MMP means Labour could still govern
Because New Zealand is using Mixed member proportional (MMP) as the voting system in General Elections, there is a real prospect that the underdog political parties could form the next Government.
Basically when a voter goes to the polling booth they have two choices: one for the MP to represent their area and one for the party they support. Based on the percentage of party vote, that calculates the amount of seats each party gets. And currently, New Zealand is under rule from a Labour-led Government which includes other minor parties as New Zealand First, UnitedFuture, and others to a smaller extent.
Labour got more support than National did in the 2005 election and managed to get a coaltition together to control the majority of seats.
Because of MMP, the other minor parties play a much bigger role; coalitions are vital to power.
Let’s look at that scenario though. If Labour did have confidence of the house albeit National had the biggest party vote share, I suspect there would be quite an upset (except those who support Labour, and other left-wing parties). Mainly because the swinging voters wanted a change from left-wing to right-wing, yet the socialists were able to crawl back to power. Labour could still manage to get a coalition together with at least New Zealand First, Greens, and Progressives. The latter will win at least one seat, and with the Greens polling as high as 11% – New Zealand First looks unlikely to make it into Parliament again – it could be possible.

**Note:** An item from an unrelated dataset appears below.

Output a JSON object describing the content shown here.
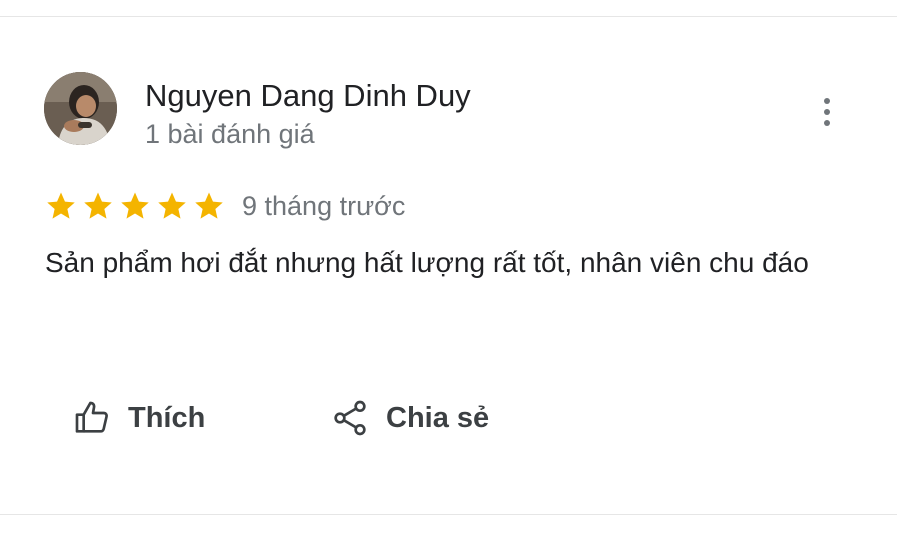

November 8 will show us. And, if you live in New Zealand, make sure you’re able to vote on election day.